◆ Instructions for the task
Please copy every line from the following entries in which the word "title" appears.

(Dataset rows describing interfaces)
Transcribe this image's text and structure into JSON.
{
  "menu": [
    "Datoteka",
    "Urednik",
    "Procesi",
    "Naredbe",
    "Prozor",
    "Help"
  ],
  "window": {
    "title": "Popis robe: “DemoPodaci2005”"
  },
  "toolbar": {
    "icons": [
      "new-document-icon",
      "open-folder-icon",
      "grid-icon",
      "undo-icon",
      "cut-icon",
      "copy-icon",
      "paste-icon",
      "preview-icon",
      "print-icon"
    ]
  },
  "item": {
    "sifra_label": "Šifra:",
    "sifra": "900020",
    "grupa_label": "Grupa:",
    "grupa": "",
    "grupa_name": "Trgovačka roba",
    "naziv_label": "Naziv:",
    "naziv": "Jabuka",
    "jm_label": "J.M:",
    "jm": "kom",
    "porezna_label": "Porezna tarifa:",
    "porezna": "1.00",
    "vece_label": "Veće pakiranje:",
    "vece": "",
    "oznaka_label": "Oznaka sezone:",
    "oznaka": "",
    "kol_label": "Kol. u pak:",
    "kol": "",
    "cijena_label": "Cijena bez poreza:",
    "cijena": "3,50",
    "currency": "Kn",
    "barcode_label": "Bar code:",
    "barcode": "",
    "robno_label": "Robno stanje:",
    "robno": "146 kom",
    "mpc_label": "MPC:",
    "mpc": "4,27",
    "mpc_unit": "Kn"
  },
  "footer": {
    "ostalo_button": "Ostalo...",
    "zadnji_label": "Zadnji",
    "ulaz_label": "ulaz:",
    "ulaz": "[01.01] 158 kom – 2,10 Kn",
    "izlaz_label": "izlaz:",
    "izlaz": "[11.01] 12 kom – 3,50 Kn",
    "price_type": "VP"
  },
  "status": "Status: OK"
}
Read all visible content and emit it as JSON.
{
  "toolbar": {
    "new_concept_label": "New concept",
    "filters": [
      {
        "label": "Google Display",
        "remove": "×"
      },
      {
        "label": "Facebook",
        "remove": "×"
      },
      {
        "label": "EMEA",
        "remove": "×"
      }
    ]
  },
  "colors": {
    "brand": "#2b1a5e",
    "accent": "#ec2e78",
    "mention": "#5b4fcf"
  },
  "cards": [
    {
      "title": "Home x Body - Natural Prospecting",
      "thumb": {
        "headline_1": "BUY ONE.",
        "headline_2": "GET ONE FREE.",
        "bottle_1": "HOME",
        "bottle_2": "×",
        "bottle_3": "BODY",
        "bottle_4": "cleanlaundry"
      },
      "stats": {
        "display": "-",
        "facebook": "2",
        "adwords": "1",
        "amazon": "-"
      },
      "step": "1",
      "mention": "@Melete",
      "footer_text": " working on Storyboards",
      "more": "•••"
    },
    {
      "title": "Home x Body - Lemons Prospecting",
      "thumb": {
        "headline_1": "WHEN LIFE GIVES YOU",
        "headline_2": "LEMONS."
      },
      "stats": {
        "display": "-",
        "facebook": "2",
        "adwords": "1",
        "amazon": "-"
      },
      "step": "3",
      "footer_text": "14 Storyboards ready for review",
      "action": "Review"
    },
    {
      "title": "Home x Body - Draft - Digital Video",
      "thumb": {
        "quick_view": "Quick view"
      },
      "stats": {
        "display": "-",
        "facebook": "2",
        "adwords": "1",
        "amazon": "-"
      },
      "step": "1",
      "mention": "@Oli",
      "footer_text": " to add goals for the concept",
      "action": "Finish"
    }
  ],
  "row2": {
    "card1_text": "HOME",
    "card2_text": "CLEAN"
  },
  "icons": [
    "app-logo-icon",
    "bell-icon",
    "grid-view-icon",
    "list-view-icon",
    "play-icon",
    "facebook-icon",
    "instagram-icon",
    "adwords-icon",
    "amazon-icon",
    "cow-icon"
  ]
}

◆ Written response
    "title": "Popis robe: “DemoPodaci2005”"
      "title": "Home x Body - Natural Prospecting",
      "title": "Home x Body - Lemons Prospecting",
      "title": "Home x Body - Draft - Digital Video",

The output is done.